[DATA FOR ANALYSIS]
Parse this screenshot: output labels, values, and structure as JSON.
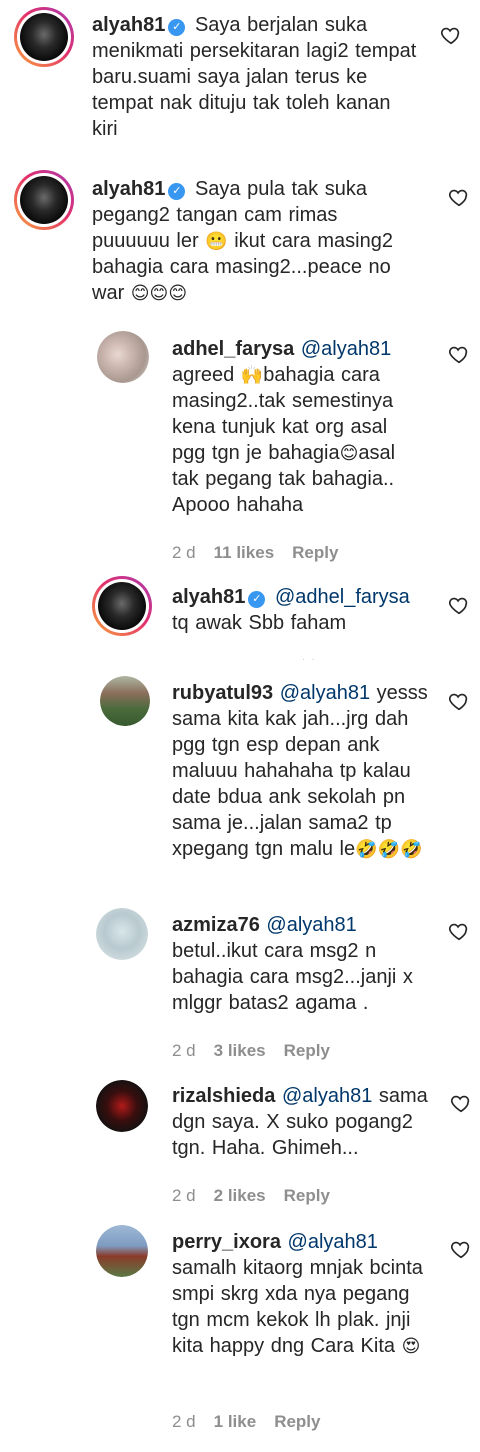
{
  "comments": [
    {
      "username": "alyah81",
      "mention": "",
      "text": "Saya berjalan suka menikmati persekitaran lagi2 tempat baru.suami saya jalan terus ke tempat nak dituju tak toleh kanan kiri",
      "verified": true
    },
    {
      "username": "alyah81",
      "mention": "",
      "text_a": "Saya pula tak suka pegang2 tangan cam rimas puuuuuu ler",
      "text_b": "ikut cara masing2 bahagia cara masing2...peace no war",
      "emoji_a": "😬",
      "emoji_b": "😊😊😊",
      "verified": true
    },
    {
      "username": "adhel_farysa",
      "mention": "@alyah81",
      "text_a": "agreed",
      "emoji_a": "🙌",
      "text_b": "bahagia cara masing2..tak semestinya kena tunjuk kat org asal pgg tgn je bahagia",
      "emoji_b": "😊",
      "text_c": "asal tak pegang tak bahagia.. Apooo hahaha",
      "time": "2 d",
      "likes": "11 likes",
      "reply": "Reply"
    },
    {
      "username": "alyah81",
      "mention": "@adhel_farysa",
      "text": "tq awak Sbb faham",
      "verified": true
    },
    {
      "username": "rubyatul93",
      "mention": "@alyah81",
      "text": "yesss sama kita kak jah...jrg dah pgg tgn esp depan ank maluuu hahahaha tp kalau date bdua ank sekolah pn sama je...jalan sama2 tp xpegang tgn malu le",
      "emoji": "🤣🤣🤣"
    },
    {
      "username": "azmiza76",
      "mention": "@alyah81",
      "text": "betul..ikut cara msg2 n bahagia cara msg2...janji x mlggr batas2 agama .",
      "time": "2 d",
      "likes": "3 likes",
      "reply": "Reply"
    },
    {
      "username": "rizalshieda",
      "mention": "@alyah81",
      "text": "sama dgn saya. X suko pogang2 tgn. Haha. Ghimeh...",
      "time": "2 d",
      "likes": "2 likes",
      "reply": "Reply"
    },
    {
      "username": "perry_ixora",
      "mention": "@alyah81",
      "text": "samalh kitaorg mnjak bcinta smpi skrg xda nya pegang tgn mcm kekok lh plak. jnji kita happy dng Cara Kita",
      "emoji": "😍",
      "time": "2 d",
      "likes": "1 like",
      "reply": "Reply"
    }
  ],
  "icons": {
    "heart": "heart-outline-icon",
    "verified": "verified-badge-icon"
  },
  "colors": {
    "verified": "#3897f0",
    "mention": "#00376b",
    "meta": "#8e8e8e"
  }
}
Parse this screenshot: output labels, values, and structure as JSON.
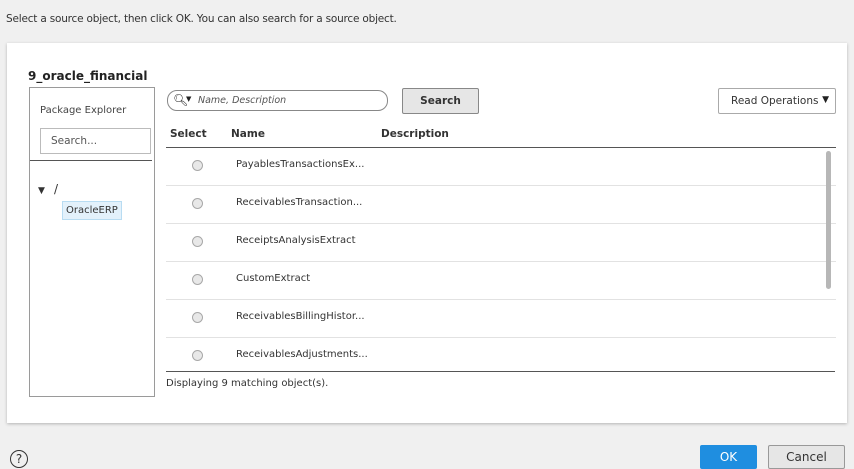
{
  "instruction": "Select a source object, then click OK. You can also search for a source object.",
  "connection_title": "9_oracle_financial",
  "explorer": {
    "label": "Package Explorer",
    "search_placeholder": "Search...",
    "tree_root": "/",
    "tree_child": "OracleERP"
  },
  "search": {
    "placeholder": "Name, Description",
    "button_label": "Search"
  },
  "operations": {
    "selected": "Read Operations"
  },
  "table": {
    "columns": [
      "Select",
      "Name",
      "Description"
    ],
    "rows": [
      {
        "name": "PayablesTransactionsEx...",
        "description": ""
      },
      {
        "name": "ReceivablesTransaction...",
        "description": ""
      },
      {
        "name": "ReceiptsAnalysisExtract",
        "description": ""
      },
      {
        "name": "CustomExtract",
        "description": ""
      },
      {
        "name": "ReceivablesBillingHistor...",
        "description": ""
      },
      {
        "name": "ReceivablesAdjustments...",
        "description": ""
      }
    ]
  },
  "footer": {
    "status": "Displaying 9 matching object(s)."
  },
  "buttons": {
    "ok": "OK",
    "cancel": "Cancel"
  },
  "icons": {
    "help": "help-icon",
    "search": "search-icon",
    "expand": "caret-down-icon"
  },
  "colors": {
    "primary": "#1f8ee0",
    "selection": "#e3f1fb"
  }
}
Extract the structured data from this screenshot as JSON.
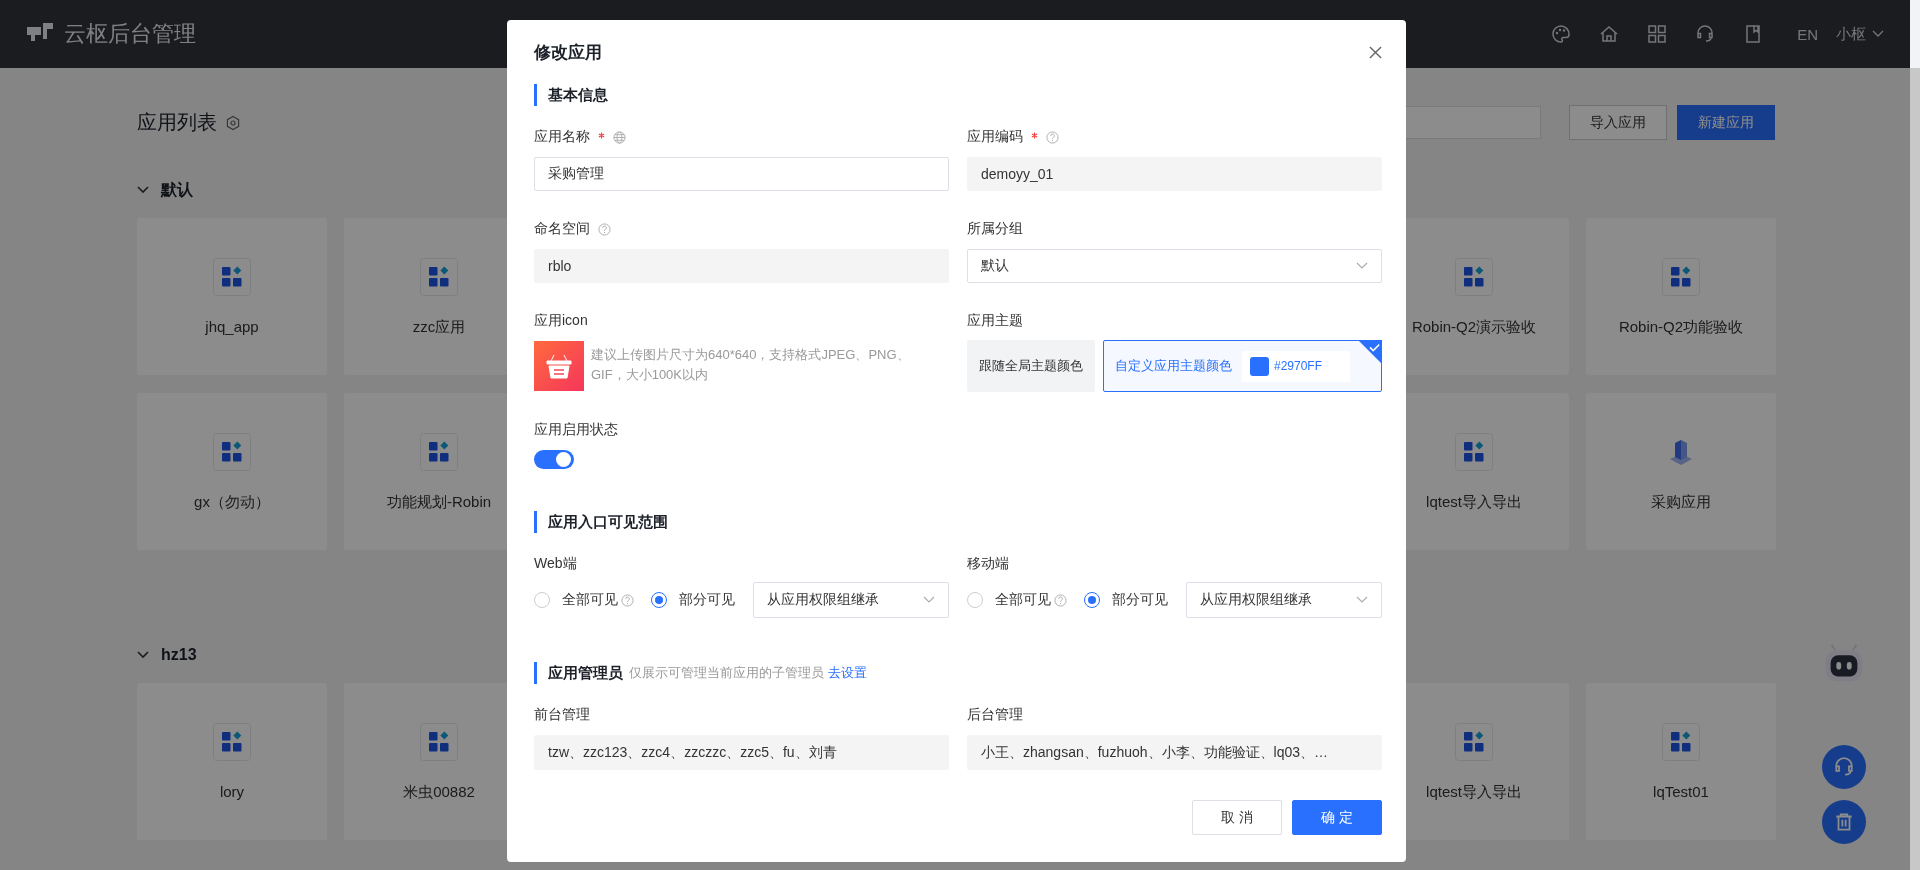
{
  "header": {
    "title": "云枢后台管理",
    "language": "EN",
    "user": "小枢"
  },
  "page": {
    "title": "应用列表",
    "buttons": [
      {
        "label": "导入应用",
        "kind": "default"
      },
      {
        "label": "新建应用",
        "kind": "primary"
      }
    ],
    "groups": [
      {
        "name": "默认",
        "expanded": true,
        "rows": [
          [
            {
              "label": "jhq_app",
              "kind": "default"
            },
            {
              "label": "zzc应用",
              "kind": "default"
            },
            {
              "label": "Robin-Q2演示验收",
              "kind": "default"
            },
            {
              "label": "Robin-Q2功能验收",
              "kind": "default"
            }
          ],
          [
            {
              "label": "gx（勿动）",
              "kind": "default"
            },
            {
              "label": "功能规划-Robin",
              "kind": "default"
            },
            {
              "label": "lqtest导入导出",
              "kind": "default"
            },
            {
              "label": "采购应用",
              "kind": "custom"
            }
          ]
        ]
      },
      {
        "name": "hz13",
        "expanded": true,
        "rows": [
          [
            {
              "label": "lory",
              "kind": "default"
            },
            {
              "label": "米虫00882",
              "kind": "default"
            },
            {
              "label": "lqtest导入导出",
              "kind": "default"
            },
            {
              "label": "lqTest01",
              "kind": "default"
            }
          ]
        ]
      }
    ]
  },
  "dialog": {
    "title": "修改应用",
    "basic": {
      "heading": "基本信息",
      "fields": [
        {
          "label": "应用名称",
          "required": true,
          "value": "采购管理",
          "disabled": false,
          "kind": "input"
        },
        {
          "label": "应用编码",
          "required": true,
          "value": "demoyy_01",
          "disabled": true,
          "kind": "input"
        },
        {
          "label": "命名空间",
          "required": false,
          "value": "rblo",
          "disabled": true,
          "kind": "input"
        },
        {
          "label": "所属分组",
          "required": false,
          "value": "默认",
          "disabled": false,
          "kind": "select"
        }
      ],
      "icon": {
        "label": "应用icon",
        "hint": "建议上传图片尺寸为640*640，支持格式JPEG、PNG、GIF，大小100K以内"
      },
      "theme": {
        "label": "应用主题",
        "options": [
          {
            "label": "跟随全局主题颜色",
            "selected": false
          },
          {
            "label": "自定义应用主题颜色",
            "selected": true,
            "value": "#2970FF",
            "color": "#2970ff"
          }
        ]
      },
      "status": {
        "label": "应用启用状态",
        "on": true
      }
    },
    "visibility": {
      "heading": "应用入口可见范围",
      "channels": [
        {
          "label": "Web端",
          "options": [
            {
              "label": "全部可见",
              "selected": false
            },
            {
              "label": "部分可见",
              "selected": true
            }
          ],
          "source": "从应用权限组继承"
        },
        {
          "label": "移动端",
          "options": [
            {
              "label": "全部可见",
              "selected": false
            },
            {
              "label": "部分可见",
              "selected": true
            }
          ],
          "source": "从应用权限组继承"
        }
      ]
    },
    "admins": {
      "heading": "应用管理员",
      "note": "仅展示可管理当前应用的子管理员",
      "link": "去设置",
      "fields": [
        {
          "label": "前台管理",
          "value": "tzw、zzc123、zzc4、zzczzc、zzc5、fu、刘青"
        },
        {
          "label": "后台管理",
          "value": "小王、zhangsan、fuzhuoh、小李、功能验证、lq03、…"
        }
      ]
    },
    "buttons": [
      {
        "label": "取 消",
        "kind": "default"
      },
      {
        "label": "确 定",
        "kind": "primary"
      }
    ]
  }
}
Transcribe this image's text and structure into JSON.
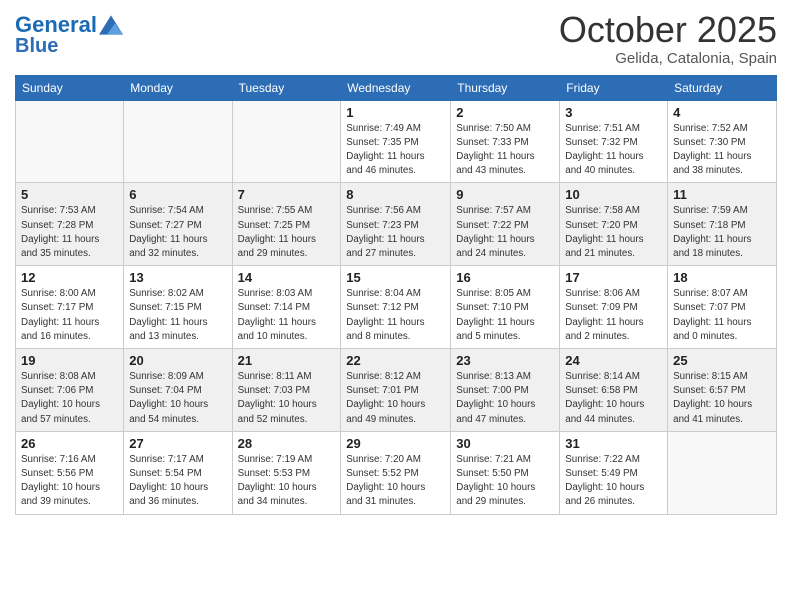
{
  "header": {
    "logo_line1": "General",
    "logo_line2": "Blue",
    "month": "October 2025",
    "location": "Gelida, Catalonia, Spain"
  },
  "weekdays": [
    "Sunday",
    "Monday",
    "Tuesday",
    "Wednesday",
    "Thursday",
    "Friday",
    "Saturday"
  ],
  "weeks": [
    {
      "days": [
        {
          "num": "",
          "info": ""
        },
        {
          "num": "",
          "info": ""
        },
        {
          "num": "",
          "info": ""
        },
        {
          "num": "1",
          "info": "Sunrise: 7:49 AM\nSunset: 7:35 PM\nDaylight: 11 hours\nand 46 minutes."
        },
        {
          "num": "2",
          "info": "Sunrise: 7:50 AM\nSunset: 7:33 PM\nDaylight: 11 hours\nand 43 minutes."
        },
        {
          "num": "3",
          "info": "Sunrise: 7:51 AM\nSunset: 7:32 PM\nDaylight: 11 hours\nand 40 minutes."
        },
        {
          "num": "4",
          "info": "Sunrise: 7:52 AM\nSunset: 7:30 PM\nDaylight: 11 hours\nand 38 minutes."
        }
      ]
    },
    {
      "days": [
        {
          "num": "5",
          "info": "Sunrise: 7:53 AM\nSunset: 7:28 PM\nDaylight: 11 hours\nand 35 minutes."
        },
        {
          "num": "6",
          "info": "Sunrise: 7:54 AM\nSunset: 7:27 PM\nDaylight: 11 hours\nand 32 minutes."
        },
        {
          "num": "7",
          "info": "Sunrise: 7:55 AM\nSunset: 7:25 PM\nDaylight: 11 hours\nand 29 minutes."
        },
        {
          "num": "8",
          "info": "Sunrise: 7:56 AM\nSunset: 7:23 PM\nDaylight: 11 hours\nand 27 minutes."
        },
        {
          "num": "9",
          "info": "Sunrise: 7:57 AM\nSunset: 7:22 PM\nDaylight: 11 hours\nand 24 minutes."
        },
        {
          "num": "10",
          "info": "Sunrise: 7:58 AM\nSunset: 7:20 PM\nDaylight: 11 hours\nand 21 minutes."
        },
        {
          "num": "11",
          "info": "Sunrise: 7:59 AM\nSunset: 7:18 PM\nDaylight: 11 hours\nand 18 minutes."
        }
      ]
    },
    {
      "days": [
        {
          "num": "12",
          "info": "Sunrise: 8:00 AM\nSunset: 7:17 PM\nDaylight: 11 hours\nand 16 minutes."
        },
        {
          "num": "13",
          "info": "Sunrise: 8:02 AM\nSunset: 7:15 PM\nDaylight: 11 hours\nand 13 minutes."
        },
        {
          "num": "14",
          "info": "Sunrise: 8:03 AM\nSunset: 7:14 PM\nDaylight: 11 hours\nand 10 minutes."
        },
        {
          "num": "15",
          "info": "Sunrise: 8:04 AM\nSunset: 7:12 PM\nDaylight: 11 hours\nand 8 minutes."
        },
        {
          "num": "16",
          "info": "Sunrise: 8:05 AM\nSunset: 7:10 PM\nDaylight: 11 hours\nand 5 minutes."
        },
        {
          "num": "17",
          "info": "Sunrise: 8:06 AM\nSunset: 7:09 PM\nDaylight: 11 hours\nand 2 minutes."
        },
        {
          "num": "18",
          "info": "Sunrise: 8:07 AM\nSunset: 7:07 PM\nDaylight: 11 hours\nand 0 minutes."
        }
      ]
    },
    {
      "days": [
        {
          "num": "19",
          "info": "Sunrise: 8:08 AM\nSunset: 7:06 PM\nDaylight: 10 hours\nand 57 minutes."
        },
        {
          "num": "20",
          "info": "Sunrise: 8:09 AM\nSunset: 7:04 PM\nDaylight: 10 hours\nand 54 minutes."
        },
        {
          "num": "21",
          "info": "Sunrise: 8:11 AM\nSunset: 7:03 PM\nDaylight: 10 hours\nand 52 minutes."
        },
        {
          "num": "22",
          "info": "Sunrise: 8:12 AM\nSunset: 7:01 PM\nDaylight: 10 hours\nand 49 minutes."
        },
        {
          "num": "23",
          "info": "Sunrise: 8:13 AM\nSunset: 7:00 PM\nDaylight: 10 hours\nand 47 minutes."
        },
        {
          "num": "24",
          "info": "Sunrise: 8:14 AM\nSunset: 6:58 PM\nDaylight: 10 hours\nand 44 minutes."
        },
        {
          "num": "25",
          "info": "Sunrise: 8:15 AM\nSunset: 6:57 PM\nDaylight: 10 hours\nand 41 minutes."
        }
      ]
    },
    {
      "days": [
        {
          "num": "26",
          "info": "Sunrise: 7:16 AM\nSunset: 5:56 PM\nDaylight: 10 hours\nand 39 minutes."
        },
        {
          "num": "27",
          "info": "Sunrise: 7:17 AM\nSunset: 5:54 PM\nDaylight: 10 hours\nand 36 minutes."
        },
        {
          "num": "28",
          "info": "Sunrise: 7:19 AM\nSunset: 5:53 PM\nDaylight: 10 hours\nand 34 minutes."
        },
        {
          "num": "29",
          "info": "Sunrise: 7:20 AM\nSunset: 5:52 PM\nDaylight: 10 hours\nand 31 minutes."
        },
        {
          "num": "30",
          "info": "Sunrise: 7:21 AM\nSunset: 5:50 PM\nDaylight: 10 hours\nand 29 minutes."
        },
        {
          "num": "31",
          "info": "Sunrise: 7:22 AM\nSunset: 5:49 PM\nDaylight: 10 hours\nand 26 minutes."
        },
        {
          "num": "",
          "info": ""
        }
      ]
    }
  ]
}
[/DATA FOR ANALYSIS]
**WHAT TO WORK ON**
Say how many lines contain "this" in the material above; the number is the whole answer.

**WRITTEN ANSWER**
4